The state of Virginia has deemed each of the public elementary, middle and high schools in Williamsburg-James City County School District as fully accredited for the 12th consecutive year.
In determining accreditation for its schools, the department examines what percentage of students passed state Standards of Learning tests in math, history, science and English.
For elementary and middle schools, at least 75 percent of students must pass the English test, then 70 percent on the tests for math, science and history.
High schools must meet the same rates, but they also must end the year with a Graduation Completion Index of more than 85 percent.
The measure details how many students finish high school with a diploma, GED or other means of completion.
Jamestown High finished with a 96 percent. Lafayette and Warhill finished with scores of 94 and 95 percent, respectively.
“There aren‘t too many districts that pull that off from year to year,” said Julie Grimes, a communications manager at the Virginia Department of Education.
Just 13 of the state’s 132 school districts — less than 10 percent — managed to have all their schools fully accredited.
“I am very proud of our students and of the great work of our schools,” said Superintendent Olwen Herron. “While SOL tests are not the only measure of student performance, each year we strive to help our students achieve to their highest potential.”
Statewide, 86 percent of Virginia schools received full accreditation. That’s up from 81 percent last year.
The district’s Standards of Learning scores slipped this past year.
Black students dropped in reading from 82 percent to 80 overall. Proficiency for female students overall dropped from 86 percent to 84 percent. Hispanic students saw history passing rates fall to 76 percent from 80 percent the previous year.
Science test performance declined from 87 percent to 85 percent for all students in the district. Even with the changes, the district finished above state averages.
Assistant Superintendent Scott Thorpe said the district knew that even with what the district saw as underwhelming scores, they were confident the schools were not in danger of losing accreditation.
Thorpe said his focus now is figuring out what the district will change heading into the next round of testing.
“No one believes it’s OK,” Thorpe said. “What we need to do is figure out what to change to help these teachers spend their time more effectively.”
Herron said she took solace in the fact that the district’s schools are recognized as running smoothly.
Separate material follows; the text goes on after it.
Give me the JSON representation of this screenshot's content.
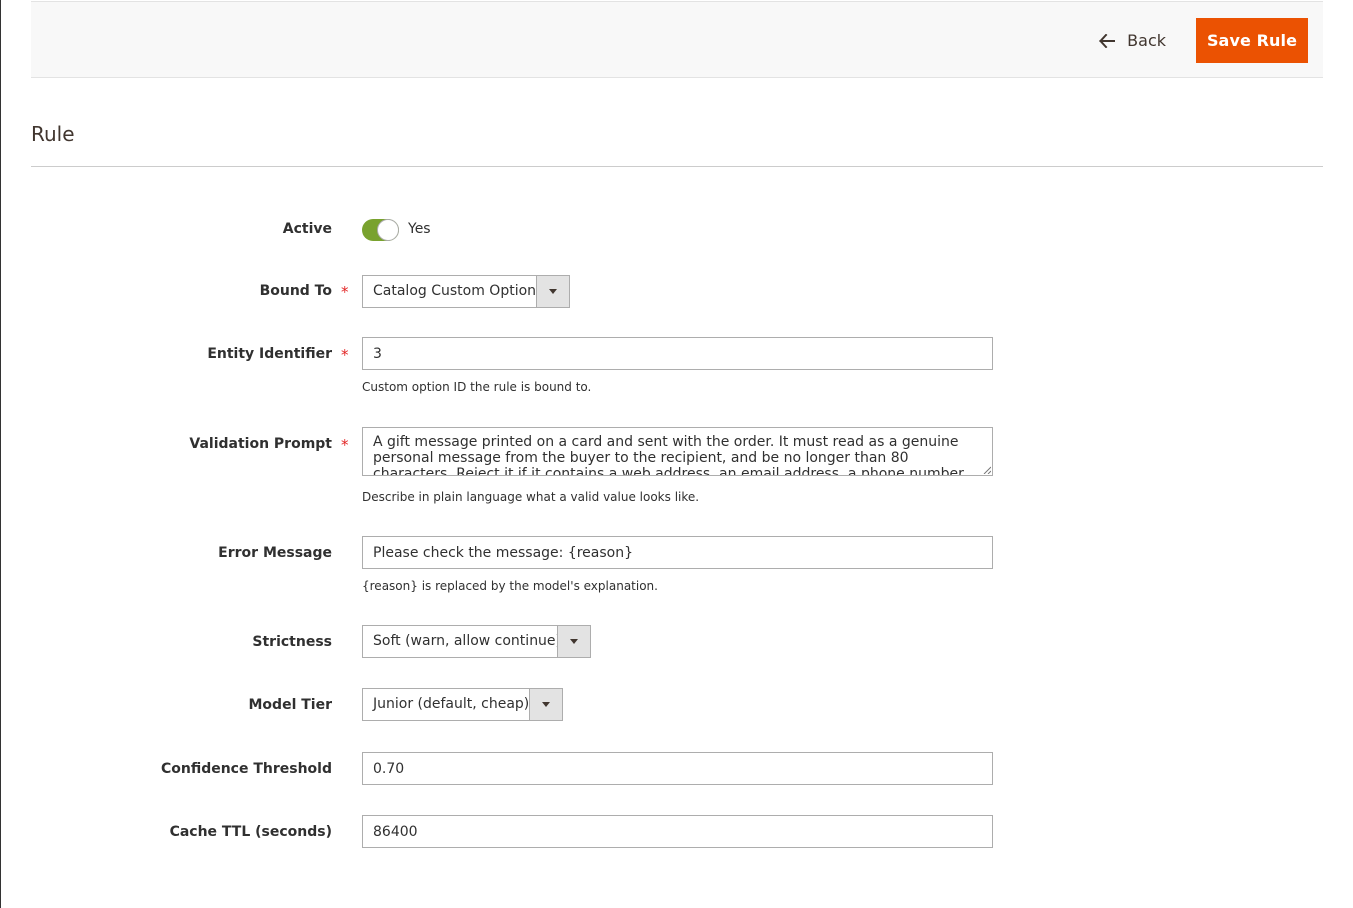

“Achieving full accreditation is important to our schools and to our community,” Herron said. “As we focus our efforts, we will ensure that all W-JCC students are provided with the support and resources they need to be successful.”
Wright can be reached by phone at 757-345-2343.